EXERCISE AIM: Nothing but a number is expected: the count of lines in the data below that include "Translations".

*** STORED DATA ***

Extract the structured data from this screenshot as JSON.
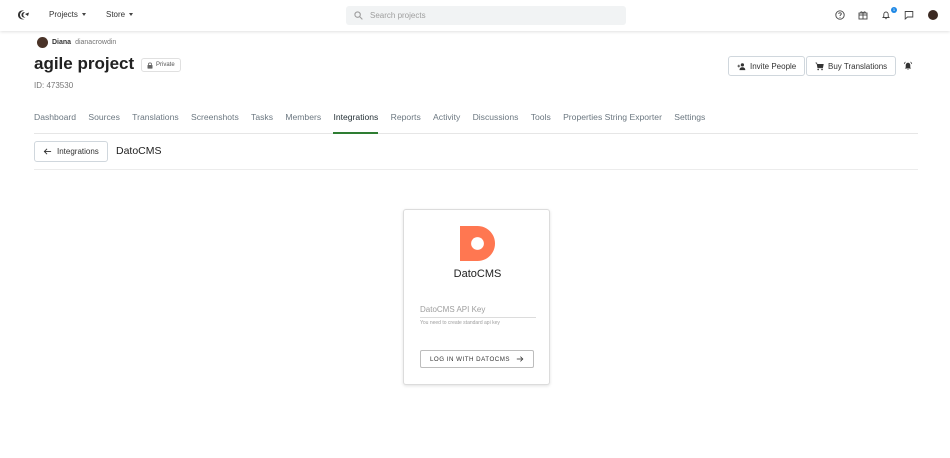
{
  "topbar": {
    "menus": [
      {
        "label": "Projects"
      },
      {
        "label": "Store"
      }
    ],
    "search": {
      "placeholder": "Search projects",
      "value": ""
    },
    "notification_count": "1"
  },
  "project": {
    "owner_name": "Diana",
    "owner_handle": "dianacrowdin",
    "title": "agile project",
    "visibility": "Private",
    "id_text": "ID: 473530"
  },
  "actions": {
    "invite": "Invite People",
    "buy": "Buy Translations"
  },
  "tabs": [
    {
      "label": "Dashboard",
      "active": false
    },
    {
      "label": "Sources",
      "active": false
    },
    {
      "label": "Translations",
      "active": false
    },
    {
      "label": "Screenshots",
      "active": false
    },
    {
      "label": "Tasks",
      "active": false
    },
    {
      "label": "Members",
      "active": false
    },
    {
      "label": "Integrations",
      "active": true
    },
    {
      "label": "Reports",
      "active": false
    },
    {
      "label": "Activity",
      "active": false
    },
    {
      "label": "Discussions",
      "active": false
    },
    {
      "label": "Tools",
      "active": false
    },
    {
      "label": "Properties String Exporter",
      "active": false
    },
    {
      "label": "Settings",
      "active": false
    }
  ],
  "integration": {
    "back_label": "Integrations",
    "title": "DatoCMS",
    "card_title": "DatoCMS",
    "api_key_placeholder": "DatoCMS API Key",
    "api_key_value": "",
    "hint": "You need to create standard api key",
    "login_label": "LOG IN WITH DATOCMS"
  },
  "colors": {
    "active_tab": "#2e7d32",
    "dato_brand": "#ff7751",
    "badge": "#1e88e5"
  }
}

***

THE ANSWER: 2